The battle between anatomy, religion and magic
Why did it take us so long to learn about how our bodies work? Thomas Schalke explains how belief held us back
To cut open a human body can be either a civilised or barbaric act. "Some of the earliest knowledge of our insides comes from the wounded and dead on the battlefield," notes Thomas Schnalke, Professor of Medical History and Medical Museology of the Berlin Museum of Medical History, in his introduction to our new book, Anatomy: Exploring the Human Body.
Yet “familiarity with the insides of the body was not the same as anatomical investigation,” he goes on to observe. “‘Anatomy’ is a Greek term. It means two things: the practice of dissecting the body in a systematic way, and the development of a clear view of what lies within.
“Each element of the body has its own form and function, sits in its specific site and interacts with the whole," Schnalke writes. "The story of anatomy is the story of the gradual accumulation of knowledge through careful dissection and observation. The mutual interplay of cutting and observing reveals organs such as the heart and brain, structures such as the muscles and tendons, vessels and nerves, tissues and cells."
You could be forgiven for thinking that the accumulation of the knowledge of anatomy might have been slow and steady - after all, you don’t need powerful telescopes or microscopes to slice, dissemble and examine a man or woman.
However, other, less obvious obstacles stood in the way of anatomical investigation, as Schnalke explains in his introduction. “Anatomy languished during periods when magic or animistic beliefs prevailed or when religious or metaphysical ideas dominated the interpretation of nature and the cosmos, or when dissection contradicted religious codes that held the human body to be holy and untouchable, even after death.”
Even at times of high learning and civility, few scholars investigated our inner workings. While the Ancient Egyptians cut open and studied humans, “physicians in ancient Greece followed Hippocrates of Kos in seeing the body as being composed of basic components.
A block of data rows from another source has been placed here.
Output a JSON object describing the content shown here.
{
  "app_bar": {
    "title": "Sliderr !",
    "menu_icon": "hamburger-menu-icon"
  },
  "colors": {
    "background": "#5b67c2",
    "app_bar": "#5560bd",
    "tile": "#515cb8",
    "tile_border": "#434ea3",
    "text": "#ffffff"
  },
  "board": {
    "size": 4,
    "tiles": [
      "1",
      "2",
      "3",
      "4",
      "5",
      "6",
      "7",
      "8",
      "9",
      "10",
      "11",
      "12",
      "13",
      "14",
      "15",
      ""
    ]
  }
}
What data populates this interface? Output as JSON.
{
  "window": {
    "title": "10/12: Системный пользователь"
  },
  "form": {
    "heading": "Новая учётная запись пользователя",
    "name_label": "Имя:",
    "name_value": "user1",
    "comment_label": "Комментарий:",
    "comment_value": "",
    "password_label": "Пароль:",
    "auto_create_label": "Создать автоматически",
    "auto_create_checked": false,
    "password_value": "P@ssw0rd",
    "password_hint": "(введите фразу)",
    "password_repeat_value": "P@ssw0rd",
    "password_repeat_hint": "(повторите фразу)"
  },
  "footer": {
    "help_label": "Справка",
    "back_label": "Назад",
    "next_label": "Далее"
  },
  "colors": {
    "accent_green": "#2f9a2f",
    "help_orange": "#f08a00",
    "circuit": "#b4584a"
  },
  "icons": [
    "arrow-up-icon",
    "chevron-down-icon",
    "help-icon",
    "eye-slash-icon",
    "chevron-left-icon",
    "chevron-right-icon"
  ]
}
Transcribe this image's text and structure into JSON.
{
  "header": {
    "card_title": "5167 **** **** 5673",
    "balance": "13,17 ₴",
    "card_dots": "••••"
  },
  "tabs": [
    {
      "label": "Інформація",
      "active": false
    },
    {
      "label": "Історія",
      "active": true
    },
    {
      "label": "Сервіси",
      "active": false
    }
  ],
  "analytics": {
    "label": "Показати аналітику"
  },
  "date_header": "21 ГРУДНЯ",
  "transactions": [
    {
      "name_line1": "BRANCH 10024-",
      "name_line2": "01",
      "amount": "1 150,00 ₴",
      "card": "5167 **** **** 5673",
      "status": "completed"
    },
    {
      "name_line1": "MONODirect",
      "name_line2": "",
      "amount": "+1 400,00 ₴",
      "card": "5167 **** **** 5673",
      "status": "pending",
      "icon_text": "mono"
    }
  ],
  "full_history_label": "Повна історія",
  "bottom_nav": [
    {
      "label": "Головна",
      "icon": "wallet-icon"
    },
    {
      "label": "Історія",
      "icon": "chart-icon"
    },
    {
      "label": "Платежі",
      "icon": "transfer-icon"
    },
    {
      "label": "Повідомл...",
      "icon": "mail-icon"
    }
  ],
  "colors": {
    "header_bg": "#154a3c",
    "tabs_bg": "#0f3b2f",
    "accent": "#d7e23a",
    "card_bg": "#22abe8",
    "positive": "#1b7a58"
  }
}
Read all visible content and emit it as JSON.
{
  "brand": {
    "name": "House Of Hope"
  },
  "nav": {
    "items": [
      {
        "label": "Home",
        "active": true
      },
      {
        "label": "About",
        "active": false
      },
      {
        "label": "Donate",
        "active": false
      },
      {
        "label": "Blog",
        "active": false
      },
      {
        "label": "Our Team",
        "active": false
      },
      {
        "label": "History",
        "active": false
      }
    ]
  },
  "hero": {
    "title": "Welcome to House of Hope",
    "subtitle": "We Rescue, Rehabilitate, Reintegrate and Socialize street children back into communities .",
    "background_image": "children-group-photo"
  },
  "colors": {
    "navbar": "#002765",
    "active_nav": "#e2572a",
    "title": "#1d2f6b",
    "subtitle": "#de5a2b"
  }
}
In analogy to the four elements – fire, water, air and earth – they developed a concept of four ‘humours’, a balanced mix of blood, mucus and yellow and black bile that kept the body healthy.”
This understanding of our bodies didn’t relate directly to anything the Greeks had discovered by poking around in our inner workings, instead “they viewed the body – and human life – as being embedded in the wider cosmos, where ultimately even the stars helped determine the health or otherwise of individuals.”
Thanks in part to this belief system, when formal anatomical investigation did take root in Europe the late medieval period, much of its early dissections simply set out to confirm earlier dogmas.
"As in the dissection hall of Bologna, a younger scholar at a lectern read from the authoritative text while an experienced barbersurgeon opened the corpse to prove the written word and a senior lecturer guided the watching students. No fresh glimpses were directed into the human body, no new anatomical research initiated,” writes Schnalke.
Only years later, in the 16th century did doubts arise. “In the 1530s, when Andreas Vesalius realized with some amazement, first in Paris then as professor in Padua, that [Ancient Roman-era surgeon] Galen had gained most of his anatomical knowledge from animal dissections, he decided to revise and correct Galen’s anatomy where necessary by studying the human body for himself.”
By this point the powers of the day actually encouraged the practice of human dissection, with the Catholic Church providing “cool chapels to function as temporary anatomical theatres (no doubt as a way of ensuring the respectful handling of the dead), while political authorities provided corpses for anatomizing, primarily from places of execution and hospitals, and later from poorhouses and orphanages.”
Anatomical knowledge progressed, eventually beyond the grasp of the naked eye. “In the middle of the nineteenth century, anatomy focused on a new perspective after the cell was confirmed as the smallest unit,” Schnalke writes. “Cells formed tissues, structures and organs; in their billions they made up an individual, a being that could be analyzed in a new scientific way based on physics, biology and chemistry.”
Over the intervening years, these combined disciplines have brought us to a point where modern anatomical arts look a lot like magic. “The rise of increasingly life-like anthropomorphic robots and artificial intelligence that allows machines to ‘think’ suggests to some observers that the very definition of human existence may become blurred,” writes Schnalke. “Ultimately it may become possible for a human consciousness to be transplanted into what is physically a non-organic machine. Meanwhile genetic engineering approaches the body as a set of healthy or unhealthy cells that can be altered, corrected or improved, enabling the creation of a race of ‘super-humans’, leading to a new set of challenges about the nature and ethics of our humanity.”
Whether these later developments fall into the civilized or barbarous category will be for later commentators to judge. Until then you can admire and learn about our body, as artists, scientists and others have pictured it, by buying a copy of Anatomy: Exploring the Human Body here.